Amidst all the high-tech equipment, there is a makeup department, wardrobe department, lighting people, producers, co-producers, associate producers, executive producers, and supervising administrative associate to the assistant to the co-producers.

I have one task today.

I’m supposed to say a few simple lines for a commercial. Which is a lot harder that it sounds. I haven’t had to memorize any actual lines since I played Paul Revere for my fourth-grade play and told everyone that the British were coming.

“Okay, people!” says the director, clapping his hands. “Let’s do it one more time!”

So we all cheerfully start the scene from the top. We are still wearing our on-camera smiles as though we cannot think of anything more wonderful than doing this take “one more time.” Even though we have been doing it “one more time” for 45,293 times because some idiot who looks like me

and lives in my house keeps muffing his lines.

“Places, people!”

There are large lights aimed at me. These are not small spotlights from the Dollar Tree. These are the sorts of lights used to illuminate runways for 727s. These lights are miniature nuclear events. They are inches away from my bare skin, causing the hair on my forearms to burn off and my neck to flay. It’s great.

The best part about being on camera is that I am discovering how badly my mind operates. I have three ultra-easy lines, but I’ve been at this all day and I can’t say them without screwing up.

In fact, I can’t speak without stuttering, lisping, hiccuping, or having my knee joint pop for no reason.

And on the rare occasion when I get my lines right, someone in the film crew inevitably makes a loud bodily noise…

BIRMINGHAM—I saw you in the Publix parking lot. Your car’s gas tank lid was open. I wanted to tell you. But you were busy.

You were wearing nurse’s scrubs, a hospital badge, and you were changing your baby’s diaper in the backseat of your car.

Your other toddler was watching you have a meltdown. You looked like you were about to cry behind that surgical mask.

Right now, I wish there were a machine I could hook to my chest that would print onto paper the words inside my heart. I’m not always great with sentences, but I have a lot I want to say. Such as: “thank you.”

If you are a nurse, I can only imagine how tired you must be. I can’t begin to understand what nursing is like these days.

Alabama’s COVID-19 cases are on an upward rise. People are dying each day. And, well, I guess nobody knows this better than you.

You’ve probably been working yourself raw, pulling double shifts, seeing the horrors firsthand. And somehow, after you clock out, you still manage to

do the grocery shopping, to pay the bills, and to change your baby’s diaper in the backseat.

Maybe you feel overlooked, a little invisible, and underappreciated. Maybe that’s why you’re so upset. Or maybe you’re overwhelmed with life right now, wondering if what you do truly matters.

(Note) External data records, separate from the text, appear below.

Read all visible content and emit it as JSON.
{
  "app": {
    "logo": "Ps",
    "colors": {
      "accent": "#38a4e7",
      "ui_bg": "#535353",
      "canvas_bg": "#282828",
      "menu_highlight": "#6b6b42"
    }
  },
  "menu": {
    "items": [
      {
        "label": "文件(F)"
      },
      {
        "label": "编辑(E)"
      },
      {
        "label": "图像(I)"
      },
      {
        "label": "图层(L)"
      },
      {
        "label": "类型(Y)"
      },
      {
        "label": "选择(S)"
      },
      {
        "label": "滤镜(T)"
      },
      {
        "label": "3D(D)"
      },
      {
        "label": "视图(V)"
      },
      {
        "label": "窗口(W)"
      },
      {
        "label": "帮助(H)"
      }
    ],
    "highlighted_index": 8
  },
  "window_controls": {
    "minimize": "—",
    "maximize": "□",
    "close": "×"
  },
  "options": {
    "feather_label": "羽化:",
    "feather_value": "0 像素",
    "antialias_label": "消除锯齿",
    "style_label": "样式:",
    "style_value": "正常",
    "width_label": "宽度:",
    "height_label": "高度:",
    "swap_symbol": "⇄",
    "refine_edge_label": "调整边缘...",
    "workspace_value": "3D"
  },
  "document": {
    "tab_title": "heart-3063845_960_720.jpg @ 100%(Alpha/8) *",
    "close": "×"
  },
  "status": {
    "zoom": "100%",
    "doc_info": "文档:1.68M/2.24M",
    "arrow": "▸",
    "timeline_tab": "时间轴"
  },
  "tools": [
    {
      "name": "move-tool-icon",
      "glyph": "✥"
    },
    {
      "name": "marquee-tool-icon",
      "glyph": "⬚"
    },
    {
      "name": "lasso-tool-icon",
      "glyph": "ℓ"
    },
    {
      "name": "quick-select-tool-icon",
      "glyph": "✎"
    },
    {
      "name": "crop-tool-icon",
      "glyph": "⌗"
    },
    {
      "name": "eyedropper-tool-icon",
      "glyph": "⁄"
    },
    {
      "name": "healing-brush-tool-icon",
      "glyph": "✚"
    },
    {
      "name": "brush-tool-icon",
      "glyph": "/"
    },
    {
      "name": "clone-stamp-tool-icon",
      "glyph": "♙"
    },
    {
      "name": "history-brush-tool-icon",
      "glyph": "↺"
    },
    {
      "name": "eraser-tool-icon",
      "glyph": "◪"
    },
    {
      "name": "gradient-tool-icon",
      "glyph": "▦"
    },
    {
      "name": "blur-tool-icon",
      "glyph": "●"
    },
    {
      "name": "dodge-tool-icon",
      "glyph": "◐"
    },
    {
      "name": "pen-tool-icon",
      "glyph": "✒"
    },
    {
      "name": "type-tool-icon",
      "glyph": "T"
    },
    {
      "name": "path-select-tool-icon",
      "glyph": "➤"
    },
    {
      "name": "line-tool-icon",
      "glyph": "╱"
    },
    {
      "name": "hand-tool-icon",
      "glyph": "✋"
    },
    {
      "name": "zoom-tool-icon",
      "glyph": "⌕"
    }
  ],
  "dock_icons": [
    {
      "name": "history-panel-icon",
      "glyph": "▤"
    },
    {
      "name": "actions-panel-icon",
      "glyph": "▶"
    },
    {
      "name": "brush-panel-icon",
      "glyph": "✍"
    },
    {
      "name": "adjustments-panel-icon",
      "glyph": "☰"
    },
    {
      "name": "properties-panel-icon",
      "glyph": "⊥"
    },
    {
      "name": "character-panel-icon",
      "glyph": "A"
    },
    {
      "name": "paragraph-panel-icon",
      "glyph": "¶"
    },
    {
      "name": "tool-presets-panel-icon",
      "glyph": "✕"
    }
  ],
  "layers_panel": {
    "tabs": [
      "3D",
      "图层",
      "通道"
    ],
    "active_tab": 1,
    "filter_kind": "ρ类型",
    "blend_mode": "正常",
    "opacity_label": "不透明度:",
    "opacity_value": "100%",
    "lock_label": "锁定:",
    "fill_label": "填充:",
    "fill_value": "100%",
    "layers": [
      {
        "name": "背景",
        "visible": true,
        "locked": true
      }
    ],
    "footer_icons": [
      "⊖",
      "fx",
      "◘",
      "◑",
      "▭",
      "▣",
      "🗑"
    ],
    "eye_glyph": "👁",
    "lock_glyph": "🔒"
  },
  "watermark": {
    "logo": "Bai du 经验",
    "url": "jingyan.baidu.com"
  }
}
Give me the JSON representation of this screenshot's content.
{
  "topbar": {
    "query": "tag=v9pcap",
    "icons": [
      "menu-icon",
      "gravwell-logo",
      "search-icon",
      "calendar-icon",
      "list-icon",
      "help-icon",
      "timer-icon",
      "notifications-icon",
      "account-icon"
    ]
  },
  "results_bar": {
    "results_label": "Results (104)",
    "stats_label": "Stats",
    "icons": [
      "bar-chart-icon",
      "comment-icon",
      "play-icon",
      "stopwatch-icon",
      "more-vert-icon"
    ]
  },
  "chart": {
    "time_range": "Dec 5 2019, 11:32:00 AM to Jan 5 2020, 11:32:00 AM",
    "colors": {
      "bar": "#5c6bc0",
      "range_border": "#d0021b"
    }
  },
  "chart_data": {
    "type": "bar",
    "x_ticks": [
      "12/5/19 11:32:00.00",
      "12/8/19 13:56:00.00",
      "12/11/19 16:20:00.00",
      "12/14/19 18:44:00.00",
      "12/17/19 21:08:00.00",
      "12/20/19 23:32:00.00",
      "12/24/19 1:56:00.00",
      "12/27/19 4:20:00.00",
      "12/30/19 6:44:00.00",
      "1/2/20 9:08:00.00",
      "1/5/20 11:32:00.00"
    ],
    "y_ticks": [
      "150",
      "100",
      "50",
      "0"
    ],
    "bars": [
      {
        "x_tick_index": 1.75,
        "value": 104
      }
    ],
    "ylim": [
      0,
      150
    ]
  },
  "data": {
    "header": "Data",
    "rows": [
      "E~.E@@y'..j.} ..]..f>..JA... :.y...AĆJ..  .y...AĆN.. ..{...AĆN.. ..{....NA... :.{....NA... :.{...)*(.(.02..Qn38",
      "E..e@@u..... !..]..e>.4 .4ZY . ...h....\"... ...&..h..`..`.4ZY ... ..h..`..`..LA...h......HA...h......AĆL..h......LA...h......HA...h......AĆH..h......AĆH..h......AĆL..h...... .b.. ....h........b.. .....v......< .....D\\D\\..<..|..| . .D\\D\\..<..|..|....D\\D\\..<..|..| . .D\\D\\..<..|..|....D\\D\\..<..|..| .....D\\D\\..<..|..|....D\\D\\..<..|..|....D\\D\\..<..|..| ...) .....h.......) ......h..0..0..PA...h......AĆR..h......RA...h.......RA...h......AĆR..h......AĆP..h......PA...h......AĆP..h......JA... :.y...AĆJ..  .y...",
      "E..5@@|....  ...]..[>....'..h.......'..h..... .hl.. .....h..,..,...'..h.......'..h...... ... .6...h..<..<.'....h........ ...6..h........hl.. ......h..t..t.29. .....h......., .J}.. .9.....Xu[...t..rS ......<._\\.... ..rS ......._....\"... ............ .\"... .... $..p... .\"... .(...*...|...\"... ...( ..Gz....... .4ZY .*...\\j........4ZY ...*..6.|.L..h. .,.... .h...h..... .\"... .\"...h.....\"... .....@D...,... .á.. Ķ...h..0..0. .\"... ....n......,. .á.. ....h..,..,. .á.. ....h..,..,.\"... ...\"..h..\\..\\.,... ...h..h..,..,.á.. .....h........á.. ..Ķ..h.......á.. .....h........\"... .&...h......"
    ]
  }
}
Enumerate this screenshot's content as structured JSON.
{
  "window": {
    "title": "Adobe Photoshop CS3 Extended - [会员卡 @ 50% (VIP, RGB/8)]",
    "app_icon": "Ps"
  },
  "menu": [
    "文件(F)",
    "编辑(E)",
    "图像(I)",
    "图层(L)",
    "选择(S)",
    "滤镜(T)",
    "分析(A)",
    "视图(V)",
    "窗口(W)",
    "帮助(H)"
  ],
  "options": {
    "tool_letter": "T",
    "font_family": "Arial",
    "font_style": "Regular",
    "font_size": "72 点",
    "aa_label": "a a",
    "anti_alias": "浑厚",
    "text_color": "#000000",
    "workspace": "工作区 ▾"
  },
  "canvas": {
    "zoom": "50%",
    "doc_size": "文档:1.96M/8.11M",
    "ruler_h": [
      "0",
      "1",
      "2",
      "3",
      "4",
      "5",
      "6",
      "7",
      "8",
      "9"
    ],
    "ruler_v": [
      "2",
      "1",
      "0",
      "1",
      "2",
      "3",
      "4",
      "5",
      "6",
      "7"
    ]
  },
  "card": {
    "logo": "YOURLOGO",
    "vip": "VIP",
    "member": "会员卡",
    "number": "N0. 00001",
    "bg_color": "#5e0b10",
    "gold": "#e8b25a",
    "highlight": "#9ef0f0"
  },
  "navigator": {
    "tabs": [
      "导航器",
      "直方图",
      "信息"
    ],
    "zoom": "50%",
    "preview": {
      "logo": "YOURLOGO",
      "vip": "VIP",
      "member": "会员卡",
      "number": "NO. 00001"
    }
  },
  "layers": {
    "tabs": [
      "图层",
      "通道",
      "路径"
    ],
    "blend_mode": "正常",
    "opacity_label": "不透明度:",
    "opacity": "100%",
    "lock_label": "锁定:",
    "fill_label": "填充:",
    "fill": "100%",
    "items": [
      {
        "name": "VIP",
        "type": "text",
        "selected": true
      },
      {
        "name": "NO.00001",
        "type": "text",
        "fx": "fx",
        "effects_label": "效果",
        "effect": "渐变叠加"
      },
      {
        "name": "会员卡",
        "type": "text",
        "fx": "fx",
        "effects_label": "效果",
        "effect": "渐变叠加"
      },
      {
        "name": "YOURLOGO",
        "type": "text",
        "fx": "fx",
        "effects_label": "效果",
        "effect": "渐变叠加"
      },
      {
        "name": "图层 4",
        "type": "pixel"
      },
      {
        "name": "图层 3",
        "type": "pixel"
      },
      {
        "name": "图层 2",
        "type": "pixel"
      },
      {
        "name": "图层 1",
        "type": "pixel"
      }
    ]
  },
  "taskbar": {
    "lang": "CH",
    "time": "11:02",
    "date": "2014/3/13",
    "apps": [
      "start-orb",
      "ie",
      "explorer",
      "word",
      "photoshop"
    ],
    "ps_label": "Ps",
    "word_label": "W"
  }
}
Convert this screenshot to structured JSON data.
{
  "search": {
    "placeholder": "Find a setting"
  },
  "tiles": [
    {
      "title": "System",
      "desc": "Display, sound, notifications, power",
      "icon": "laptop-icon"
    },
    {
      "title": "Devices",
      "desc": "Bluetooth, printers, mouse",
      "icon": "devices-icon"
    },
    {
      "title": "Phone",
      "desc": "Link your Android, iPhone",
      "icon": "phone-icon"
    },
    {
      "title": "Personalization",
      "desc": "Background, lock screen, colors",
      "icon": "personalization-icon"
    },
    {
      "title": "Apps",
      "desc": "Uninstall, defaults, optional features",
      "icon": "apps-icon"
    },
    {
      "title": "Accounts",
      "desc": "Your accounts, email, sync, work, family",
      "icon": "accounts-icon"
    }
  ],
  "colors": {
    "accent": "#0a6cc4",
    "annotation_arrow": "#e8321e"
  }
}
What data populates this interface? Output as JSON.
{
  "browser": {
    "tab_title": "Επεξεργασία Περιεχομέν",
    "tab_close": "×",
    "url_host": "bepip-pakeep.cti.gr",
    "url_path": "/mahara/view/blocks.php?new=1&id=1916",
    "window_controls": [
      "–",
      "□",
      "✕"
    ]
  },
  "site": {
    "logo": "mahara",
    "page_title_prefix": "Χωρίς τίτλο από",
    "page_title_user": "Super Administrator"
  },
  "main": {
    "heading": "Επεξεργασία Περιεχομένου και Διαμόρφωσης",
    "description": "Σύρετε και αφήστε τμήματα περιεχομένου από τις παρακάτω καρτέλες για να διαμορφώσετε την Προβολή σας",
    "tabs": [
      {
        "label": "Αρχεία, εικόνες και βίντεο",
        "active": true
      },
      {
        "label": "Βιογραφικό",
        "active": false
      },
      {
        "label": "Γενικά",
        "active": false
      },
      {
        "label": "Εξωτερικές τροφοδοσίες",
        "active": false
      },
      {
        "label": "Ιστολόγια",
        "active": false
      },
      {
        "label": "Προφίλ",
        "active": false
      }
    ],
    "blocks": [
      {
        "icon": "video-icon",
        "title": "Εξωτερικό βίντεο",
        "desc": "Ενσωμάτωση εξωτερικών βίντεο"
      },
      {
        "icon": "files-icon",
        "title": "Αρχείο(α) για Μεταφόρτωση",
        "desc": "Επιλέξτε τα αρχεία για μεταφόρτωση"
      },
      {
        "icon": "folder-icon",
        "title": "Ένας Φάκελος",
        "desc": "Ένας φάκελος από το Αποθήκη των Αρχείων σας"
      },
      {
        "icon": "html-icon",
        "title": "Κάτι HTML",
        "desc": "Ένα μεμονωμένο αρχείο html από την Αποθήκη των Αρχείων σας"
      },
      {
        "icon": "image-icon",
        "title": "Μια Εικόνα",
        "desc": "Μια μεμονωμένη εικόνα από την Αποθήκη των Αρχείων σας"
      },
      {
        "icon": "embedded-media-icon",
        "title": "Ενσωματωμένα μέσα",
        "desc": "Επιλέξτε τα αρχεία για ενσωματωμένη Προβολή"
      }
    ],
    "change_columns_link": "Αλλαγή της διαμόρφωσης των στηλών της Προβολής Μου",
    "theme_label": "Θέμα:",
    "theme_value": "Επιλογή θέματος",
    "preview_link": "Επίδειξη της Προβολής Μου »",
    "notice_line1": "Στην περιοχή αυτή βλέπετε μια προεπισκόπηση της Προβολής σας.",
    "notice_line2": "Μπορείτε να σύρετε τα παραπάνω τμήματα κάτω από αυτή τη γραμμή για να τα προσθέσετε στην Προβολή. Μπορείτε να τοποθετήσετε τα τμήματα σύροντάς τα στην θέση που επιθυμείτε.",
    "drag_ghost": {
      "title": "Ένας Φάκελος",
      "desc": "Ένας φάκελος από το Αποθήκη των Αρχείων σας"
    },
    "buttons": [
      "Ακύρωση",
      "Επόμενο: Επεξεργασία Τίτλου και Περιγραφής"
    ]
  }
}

You probably view your life the way everyone does. You see yourself going from Point A to Point B, doing your work. No big deal. You’re just one nurse among millions. If you don’t do your job, someone else will.

But you’re wrong. And it’s not just your job that’s important, your life is important in a way that you might never fully appreciate.

This is going to sound silly, but have you ever watched someone knock over a bunch of dominoes?

A few years ago, Liu Yang broke the world record for…